"A graphic, anti-romantic study in proportions" was Marni designer Consuelo Castiglioni's description of her new men's collection. Cryptic, yet to the point, just like the clothes themselves. Castiglioni explored proportion in short-over-long layering, like a rain-cape (a kind of hoodie shrug) that was worn over a windbreaker, or a cropped blouson layered over a sweater and a double shirt. Doubling—and tripling—was another layer statement, as in a tri-level jersey tee, or a double-sleeved shirt that had gusseting down the side so that, as a Marni representative indicated, it "swung out" when you wore it. (Finally, the barn-dance mobility you've been craving.)

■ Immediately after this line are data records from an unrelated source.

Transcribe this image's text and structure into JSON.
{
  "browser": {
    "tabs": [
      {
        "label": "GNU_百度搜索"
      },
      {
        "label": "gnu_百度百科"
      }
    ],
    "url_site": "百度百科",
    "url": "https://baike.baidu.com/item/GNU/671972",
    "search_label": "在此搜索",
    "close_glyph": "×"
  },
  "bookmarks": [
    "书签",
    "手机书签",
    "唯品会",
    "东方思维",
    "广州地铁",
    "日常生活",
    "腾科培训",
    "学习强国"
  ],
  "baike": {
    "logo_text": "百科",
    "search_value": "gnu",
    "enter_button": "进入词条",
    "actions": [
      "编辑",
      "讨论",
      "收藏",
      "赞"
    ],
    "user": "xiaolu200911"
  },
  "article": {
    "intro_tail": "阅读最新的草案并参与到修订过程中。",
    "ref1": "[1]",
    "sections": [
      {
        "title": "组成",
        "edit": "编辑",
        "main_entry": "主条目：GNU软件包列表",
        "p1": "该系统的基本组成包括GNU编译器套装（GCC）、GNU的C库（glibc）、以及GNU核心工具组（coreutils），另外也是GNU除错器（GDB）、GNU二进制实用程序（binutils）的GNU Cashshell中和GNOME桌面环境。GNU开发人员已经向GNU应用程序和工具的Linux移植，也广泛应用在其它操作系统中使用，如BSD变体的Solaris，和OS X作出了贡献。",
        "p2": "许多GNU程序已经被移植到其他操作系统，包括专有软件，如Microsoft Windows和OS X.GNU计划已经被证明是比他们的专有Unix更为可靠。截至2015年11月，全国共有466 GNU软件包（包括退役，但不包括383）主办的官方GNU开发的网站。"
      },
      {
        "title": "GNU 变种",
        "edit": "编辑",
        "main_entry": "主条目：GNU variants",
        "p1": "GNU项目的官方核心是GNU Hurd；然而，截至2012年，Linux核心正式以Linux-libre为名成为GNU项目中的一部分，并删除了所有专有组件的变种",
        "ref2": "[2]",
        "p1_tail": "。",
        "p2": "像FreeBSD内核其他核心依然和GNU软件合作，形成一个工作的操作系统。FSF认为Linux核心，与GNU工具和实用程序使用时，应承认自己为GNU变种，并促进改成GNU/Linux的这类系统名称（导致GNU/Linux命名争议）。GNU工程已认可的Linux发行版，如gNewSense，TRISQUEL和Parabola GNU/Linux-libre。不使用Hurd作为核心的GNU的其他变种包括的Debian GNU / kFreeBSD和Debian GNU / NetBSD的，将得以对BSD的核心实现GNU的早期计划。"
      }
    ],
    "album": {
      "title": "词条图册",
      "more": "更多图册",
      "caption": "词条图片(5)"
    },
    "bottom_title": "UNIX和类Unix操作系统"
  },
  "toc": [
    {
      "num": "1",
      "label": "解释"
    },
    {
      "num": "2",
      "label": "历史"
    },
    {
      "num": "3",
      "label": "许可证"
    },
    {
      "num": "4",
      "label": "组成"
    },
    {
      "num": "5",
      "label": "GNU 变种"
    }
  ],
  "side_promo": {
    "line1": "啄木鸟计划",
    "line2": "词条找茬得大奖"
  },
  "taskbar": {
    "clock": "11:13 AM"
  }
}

There was more to engage the mind in some of the sterling outerwear in which Marni excels. For instance: a rubberized linen parka, a jersey-lined windbreaker, and a red raincoat that snapped all the way up the front and the back. This kind of sophistication was counterpointed by the faux naiveté of T-shirts that looked like they'd been hand-painted (or maybe just run over with a paint roller). And in that counterpoint is the personality of Marni's menswear. It almost steadfastly rejects easy acceptance—and then it throws you a curveball like the Doc Martens-influenced shoes in cobalt blue, or the sunglasses with mirrored cobalt lenses, resistance to which truly is futile.